# Task statement:
The response must contain every line below in which "details" appears.
BEGIN Available data
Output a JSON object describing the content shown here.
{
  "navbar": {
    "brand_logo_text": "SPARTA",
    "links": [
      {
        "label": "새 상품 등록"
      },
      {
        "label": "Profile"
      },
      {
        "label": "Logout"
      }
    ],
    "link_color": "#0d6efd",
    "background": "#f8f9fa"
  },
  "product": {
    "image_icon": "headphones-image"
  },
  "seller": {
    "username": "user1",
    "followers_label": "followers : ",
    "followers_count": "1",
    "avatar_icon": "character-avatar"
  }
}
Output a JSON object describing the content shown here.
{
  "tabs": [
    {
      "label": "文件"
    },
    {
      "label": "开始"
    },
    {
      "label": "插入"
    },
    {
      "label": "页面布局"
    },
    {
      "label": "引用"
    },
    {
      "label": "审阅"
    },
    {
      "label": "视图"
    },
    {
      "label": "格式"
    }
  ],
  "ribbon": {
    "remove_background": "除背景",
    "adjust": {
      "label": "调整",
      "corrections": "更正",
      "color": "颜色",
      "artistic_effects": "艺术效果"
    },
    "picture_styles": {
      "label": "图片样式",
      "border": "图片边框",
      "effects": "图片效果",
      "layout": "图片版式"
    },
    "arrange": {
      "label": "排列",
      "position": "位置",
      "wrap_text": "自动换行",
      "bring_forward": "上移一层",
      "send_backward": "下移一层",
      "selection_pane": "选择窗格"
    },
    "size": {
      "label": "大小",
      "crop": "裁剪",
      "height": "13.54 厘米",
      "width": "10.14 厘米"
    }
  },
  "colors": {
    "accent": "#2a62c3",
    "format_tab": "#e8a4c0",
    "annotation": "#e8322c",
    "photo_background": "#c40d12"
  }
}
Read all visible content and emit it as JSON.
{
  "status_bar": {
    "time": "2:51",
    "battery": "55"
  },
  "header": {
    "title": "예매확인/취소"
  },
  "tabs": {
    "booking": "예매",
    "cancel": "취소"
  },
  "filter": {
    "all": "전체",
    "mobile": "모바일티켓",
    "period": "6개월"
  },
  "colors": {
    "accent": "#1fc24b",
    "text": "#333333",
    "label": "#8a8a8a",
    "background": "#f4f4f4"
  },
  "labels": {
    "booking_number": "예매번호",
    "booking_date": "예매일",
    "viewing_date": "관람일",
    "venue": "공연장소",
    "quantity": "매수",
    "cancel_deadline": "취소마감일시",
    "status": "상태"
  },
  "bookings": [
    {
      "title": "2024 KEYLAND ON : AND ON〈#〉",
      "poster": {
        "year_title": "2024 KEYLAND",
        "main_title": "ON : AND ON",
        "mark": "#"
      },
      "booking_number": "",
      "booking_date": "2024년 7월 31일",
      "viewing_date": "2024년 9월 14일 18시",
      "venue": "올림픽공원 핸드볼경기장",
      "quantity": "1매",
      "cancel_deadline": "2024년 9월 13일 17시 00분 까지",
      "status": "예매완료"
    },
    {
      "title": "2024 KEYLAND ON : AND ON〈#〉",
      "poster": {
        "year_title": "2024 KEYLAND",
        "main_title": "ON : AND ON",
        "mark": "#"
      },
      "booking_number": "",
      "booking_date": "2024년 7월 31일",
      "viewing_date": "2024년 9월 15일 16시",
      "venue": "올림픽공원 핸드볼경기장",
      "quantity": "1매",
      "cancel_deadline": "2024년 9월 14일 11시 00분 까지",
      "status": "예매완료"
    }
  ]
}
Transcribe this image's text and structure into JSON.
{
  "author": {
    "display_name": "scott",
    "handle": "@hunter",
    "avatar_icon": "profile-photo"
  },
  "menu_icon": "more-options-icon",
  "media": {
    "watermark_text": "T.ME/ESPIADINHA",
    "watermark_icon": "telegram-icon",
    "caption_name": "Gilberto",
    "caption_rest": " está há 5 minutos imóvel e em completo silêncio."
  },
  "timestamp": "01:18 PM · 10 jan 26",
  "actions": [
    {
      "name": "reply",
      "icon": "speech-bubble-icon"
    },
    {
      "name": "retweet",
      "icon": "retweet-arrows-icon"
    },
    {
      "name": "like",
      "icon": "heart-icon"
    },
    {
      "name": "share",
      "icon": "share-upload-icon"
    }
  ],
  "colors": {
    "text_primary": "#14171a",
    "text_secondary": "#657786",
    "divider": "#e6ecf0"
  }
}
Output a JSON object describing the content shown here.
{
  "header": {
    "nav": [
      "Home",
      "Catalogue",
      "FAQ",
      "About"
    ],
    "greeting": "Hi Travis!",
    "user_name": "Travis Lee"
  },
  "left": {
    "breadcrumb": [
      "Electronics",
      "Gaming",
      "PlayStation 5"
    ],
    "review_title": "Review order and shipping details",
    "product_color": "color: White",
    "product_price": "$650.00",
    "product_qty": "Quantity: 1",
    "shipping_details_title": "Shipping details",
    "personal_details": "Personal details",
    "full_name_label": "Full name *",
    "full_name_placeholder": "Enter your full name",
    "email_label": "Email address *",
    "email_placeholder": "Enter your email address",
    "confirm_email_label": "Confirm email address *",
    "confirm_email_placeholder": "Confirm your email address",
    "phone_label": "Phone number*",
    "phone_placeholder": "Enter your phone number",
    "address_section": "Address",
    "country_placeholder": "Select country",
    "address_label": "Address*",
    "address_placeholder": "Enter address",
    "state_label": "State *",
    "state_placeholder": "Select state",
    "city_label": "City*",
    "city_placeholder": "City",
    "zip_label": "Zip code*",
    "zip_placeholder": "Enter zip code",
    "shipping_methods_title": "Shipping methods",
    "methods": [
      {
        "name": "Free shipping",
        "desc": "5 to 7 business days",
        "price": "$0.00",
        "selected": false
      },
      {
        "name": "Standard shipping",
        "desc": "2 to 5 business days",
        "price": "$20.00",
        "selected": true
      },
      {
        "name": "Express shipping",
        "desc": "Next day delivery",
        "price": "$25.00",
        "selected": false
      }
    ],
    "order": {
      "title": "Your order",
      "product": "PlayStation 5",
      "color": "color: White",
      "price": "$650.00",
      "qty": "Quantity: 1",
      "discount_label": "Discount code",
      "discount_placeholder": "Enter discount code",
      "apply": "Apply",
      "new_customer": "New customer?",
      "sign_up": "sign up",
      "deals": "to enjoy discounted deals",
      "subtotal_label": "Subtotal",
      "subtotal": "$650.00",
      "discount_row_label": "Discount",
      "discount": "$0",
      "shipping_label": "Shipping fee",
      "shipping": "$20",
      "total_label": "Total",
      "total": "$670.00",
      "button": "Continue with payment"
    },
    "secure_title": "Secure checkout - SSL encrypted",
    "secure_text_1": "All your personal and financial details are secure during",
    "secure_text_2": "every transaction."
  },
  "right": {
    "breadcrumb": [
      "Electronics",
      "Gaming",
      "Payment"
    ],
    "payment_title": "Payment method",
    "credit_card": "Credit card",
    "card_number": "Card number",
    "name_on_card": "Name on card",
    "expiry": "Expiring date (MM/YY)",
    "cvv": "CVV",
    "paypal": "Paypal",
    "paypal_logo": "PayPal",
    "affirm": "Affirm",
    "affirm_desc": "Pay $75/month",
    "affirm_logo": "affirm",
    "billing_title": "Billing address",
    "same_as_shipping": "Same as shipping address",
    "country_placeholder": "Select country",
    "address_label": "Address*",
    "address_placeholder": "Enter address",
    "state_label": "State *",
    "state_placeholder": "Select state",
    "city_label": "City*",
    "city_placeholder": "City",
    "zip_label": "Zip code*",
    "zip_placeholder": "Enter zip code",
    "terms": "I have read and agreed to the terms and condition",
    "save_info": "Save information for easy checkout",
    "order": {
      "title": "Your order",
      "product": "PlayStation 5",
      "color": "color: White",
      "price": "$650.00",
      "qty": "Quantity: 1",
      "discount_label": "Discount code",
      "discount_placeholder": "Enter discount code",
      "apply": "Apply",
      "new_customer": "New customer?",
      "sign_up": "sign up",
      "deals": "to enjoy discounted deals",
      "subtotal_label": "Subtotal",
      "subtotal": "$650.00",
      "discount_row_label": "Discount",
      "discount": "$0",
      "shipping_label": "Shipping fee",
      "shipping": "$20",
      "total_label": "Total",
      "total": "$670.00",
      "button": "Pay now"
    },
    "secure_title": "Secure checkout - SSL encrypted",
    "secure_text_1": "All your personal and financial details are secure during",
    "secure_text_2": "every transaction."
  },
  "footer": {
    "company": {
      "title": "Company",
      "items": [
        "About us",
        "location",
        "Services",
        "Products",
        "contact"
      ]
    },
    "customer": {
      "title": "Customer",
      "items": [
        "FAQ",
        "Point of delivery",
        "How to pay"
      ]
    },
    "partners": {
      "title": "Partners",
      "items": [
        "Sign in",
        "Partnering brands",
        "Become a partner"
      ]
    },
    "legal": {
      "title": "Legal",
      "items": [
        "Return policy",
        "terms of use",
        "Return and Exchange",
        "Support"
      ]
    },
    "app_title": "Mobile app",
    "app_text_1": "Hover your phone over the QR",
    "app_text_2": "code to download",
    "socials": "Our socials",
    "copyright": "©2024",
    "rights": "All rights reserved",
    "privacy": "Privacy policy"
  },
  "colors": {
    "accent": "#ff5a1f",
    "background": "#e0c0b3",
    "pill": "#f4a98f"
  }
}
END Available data
# Task answer:
    "review_title": "Review order and shipping details",
    "shipping_details_title": "Shipping details",
    "personal_details": "Personal details",
    "secure_text_1": "All your personal and financial details are secure during",
    "secure_text_1": "All your personal and financial details are secure during",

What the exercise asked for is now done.